ST. LOUIS — Nobody is to blame for the murder of 7-year-old Dmyah Fleming and her father but the person who pulled the trigger.
That’s the message Dmyah’s family has for the killer – who is still at large – and people commenting on social media blaming her father, 26-year-old Darrion Rankin-Fleming for her death.
“How could you say it’s his fault his daughter is dead?” asked Selena Johns, Dmyah’s great aunt. “It’s not his fault he picked his daughter up to bring her home.
“He’s supposed to be a father, be in her life…No father should pick up their child up and drop them off if that’s the case. He’s not the reason. The guy who pulled the trigger is the reason Dmyah is dead…The world feels this tragedy. This is a child. She’s innocent. She never did nothing to nobody.”
Tears streamed down Johns’ face and she shook with emotion during an interview with 5 On Your Side Tuesday.
A gunman opened fire on Dmyah and her father as they sat inside Rankin-Fleming’s car at about 8 p.m. Sunday in the 4000 block of Laclede. Police found cash and a gun inside Rankin-Fleming’s car, according to sources familiar with the investigation.
He also had warrants for unlawful use of a weapon and resisting arrest stemming from an incident in Breckinridge Hills, and a warrant from the U.S. Marshals for possession of a weapon, according to the sources.
Johns said Rankin-Fleming was no longer with her niece, Dmyah’s mother, but the two co-parented together. He never missed his daughter’s birthday, her first days of school or an important moment, she said.

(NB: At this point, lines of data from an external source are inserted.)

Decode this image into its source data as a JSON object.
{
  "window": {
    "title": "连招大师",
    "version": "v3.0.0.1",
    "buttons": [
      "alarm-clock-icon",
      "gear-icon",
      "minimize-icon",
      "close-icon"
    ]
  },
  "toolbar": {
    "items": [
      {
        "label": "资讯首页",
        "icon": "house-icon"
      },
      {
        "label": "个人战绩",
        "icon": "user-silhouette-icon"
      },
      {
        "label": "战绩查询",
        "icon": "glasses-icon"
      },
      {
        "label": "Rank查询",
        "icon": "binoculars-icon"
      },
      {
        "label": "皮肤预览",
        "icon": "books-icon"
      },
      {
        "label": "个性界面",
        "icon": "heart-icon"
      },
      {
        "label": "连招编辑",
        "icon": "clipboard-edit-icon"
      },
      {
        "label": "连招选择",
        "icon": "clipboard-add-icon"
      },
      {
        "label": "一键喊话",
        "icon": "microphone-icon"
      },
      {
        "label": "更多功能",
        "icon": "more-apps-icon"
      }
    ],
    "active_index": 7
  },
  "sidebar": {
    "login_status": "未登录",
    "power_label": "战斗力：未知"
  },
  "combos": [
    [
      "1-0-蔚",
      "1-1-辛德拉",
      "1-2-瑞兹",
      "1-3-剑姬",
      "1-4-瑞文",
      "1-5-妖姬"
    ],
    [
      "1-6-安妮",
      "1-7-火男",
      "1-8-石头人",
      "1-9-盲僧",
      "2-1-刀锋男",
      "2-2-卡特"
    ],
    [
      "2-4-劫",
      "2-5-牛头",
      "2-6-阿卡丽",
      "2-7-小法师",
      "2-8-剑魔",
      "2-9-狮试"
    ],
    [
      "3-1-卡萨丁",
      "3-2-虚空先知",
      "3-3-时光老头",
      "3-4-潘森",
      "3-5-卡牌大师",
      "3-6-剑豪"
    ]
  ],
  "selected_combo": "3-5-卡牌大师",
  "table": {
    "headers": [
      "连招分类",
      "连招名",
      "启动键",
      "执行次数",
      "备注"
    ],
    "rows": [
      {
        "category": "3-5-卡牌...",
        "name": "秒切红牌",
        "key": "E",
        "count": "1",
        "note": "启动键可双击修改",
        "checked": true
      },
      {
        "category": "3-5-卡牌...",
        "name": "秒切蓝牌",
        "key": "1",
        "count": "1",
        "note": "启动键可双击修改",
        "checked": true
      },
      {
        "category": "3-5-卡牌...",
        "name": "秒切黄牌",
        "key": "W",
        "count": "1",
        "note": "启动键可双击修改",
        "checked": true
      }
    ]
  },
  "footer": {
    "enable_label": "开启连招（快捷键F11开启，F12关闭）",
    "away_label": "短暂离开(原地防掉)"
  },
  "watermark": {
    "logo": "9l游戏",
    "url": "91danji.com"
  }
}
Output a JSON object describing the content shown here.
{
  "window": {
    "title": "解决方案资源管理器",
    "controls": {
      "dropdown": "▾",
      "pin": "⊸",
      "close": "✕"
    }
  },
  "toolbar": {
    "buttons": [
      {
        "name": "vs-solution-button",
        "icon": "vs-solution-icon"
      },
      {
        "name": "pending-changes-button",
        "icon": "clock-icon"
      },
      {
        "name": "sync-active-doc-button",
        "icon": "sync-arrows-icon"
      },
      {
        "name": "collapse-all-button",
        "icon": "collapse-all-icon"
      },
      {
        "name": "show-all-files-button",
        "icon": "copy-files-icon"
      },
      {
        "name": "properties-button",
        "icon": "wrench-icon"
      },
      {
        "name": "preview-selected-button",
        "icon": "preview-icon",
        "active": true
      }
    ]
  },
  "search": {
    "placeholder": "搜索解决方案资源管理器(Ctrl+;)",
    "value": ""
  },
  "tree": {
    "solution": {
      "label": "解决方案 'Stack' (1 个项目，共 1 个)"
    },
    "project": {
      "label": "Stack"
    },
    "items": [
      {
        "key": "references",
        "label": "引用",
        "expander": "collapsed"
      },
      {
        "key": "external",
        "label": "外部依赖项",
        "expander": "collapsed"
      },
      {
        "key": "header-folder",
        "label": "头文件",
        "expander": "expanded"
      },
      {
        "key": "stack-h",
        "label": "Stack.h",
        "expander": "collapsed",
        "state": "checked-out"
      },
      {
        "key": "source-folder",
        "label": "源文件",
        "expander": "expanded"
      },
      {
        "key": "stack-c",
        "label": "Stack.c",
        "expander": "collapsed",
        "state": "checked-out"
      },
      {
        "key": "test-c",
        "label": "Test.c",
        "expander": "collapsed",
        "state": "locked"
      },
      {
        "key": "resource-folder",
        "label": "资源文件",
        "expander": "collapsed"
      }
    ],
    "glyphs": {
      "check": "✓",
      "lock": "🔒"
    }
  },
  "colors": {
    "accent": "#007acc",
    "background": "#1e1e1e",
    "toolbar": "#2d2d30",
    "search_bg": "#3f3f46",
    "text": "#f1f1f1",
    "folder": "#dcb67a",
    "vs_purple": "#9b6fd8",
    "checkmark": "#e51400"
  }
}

“If he was your target, why did you hurt her?” Johns said. “She didn’t deserve that.
“They always think a kid can identify them but when a child is traumatized like that, all they see is a gun and hear the shots.”
She said Rankin-Fleming had just stopped at his house in the Central West End Saturday night to get a PlayStation 5 he had bought his daughter. He was about to bring her back to her mother’s house – but they never made it.
“We don’t even think they made it in the house because the PS5 and all that stuff was still in the house,” Johns said.
She said the family called Dmyah ‘Ola’ -- short for old soul, because she would say and notice things most kids her age didn’t.
Recently, one of her teachers at Confluence Academy was having a bad day. Dmyah was the only one who noticed. She took her teacher’s face in her hands and comforted her, said her mother, Janiece Johns.
Janiece Johns was too distraught to do an interview, so she asked her mother's sister to speak on her behalf.
Dmyah was also terrified of guns, or any loud noises. She hated the Fourth of July. And she would run if she ever heard any popping noises, Selena Johns said.
“If he was your target, why did you hurt her?” Johns said. “When it happened to him and she heard it, she was so scared, we know she was so scared because she is terrified of guns.
“We could have lived with her being traumatized, being there seeing this happen to her father, but to do it to her? You didn’t have to do it to her. How could you do that to her? She was just a baby.”
Johns said Dmyah had two younger half-sisters, and wore her title as big sister proudly. She spent her last weekend on earth baking cakes with her father’s mother. She had plans to sell them for $5 each.
“Three dollars if you were family,” Johns quipped.
Dmyah was her paternal grandmother’s first grandchild, and her father was her first child.
“Our families are going through a whole lot right now,” Johns said.
The only thing helping the families through the days that have since passed is prayer, she said.
“He might be hiding now, but God sees where he’s at, and trust me, He’s trailing him,” Johns said. “I hope you have a heart and turn yourself in, but if not, God will bring justice.”
Police are asking anyone with information to call CrimeStoppers at 866-371-8477.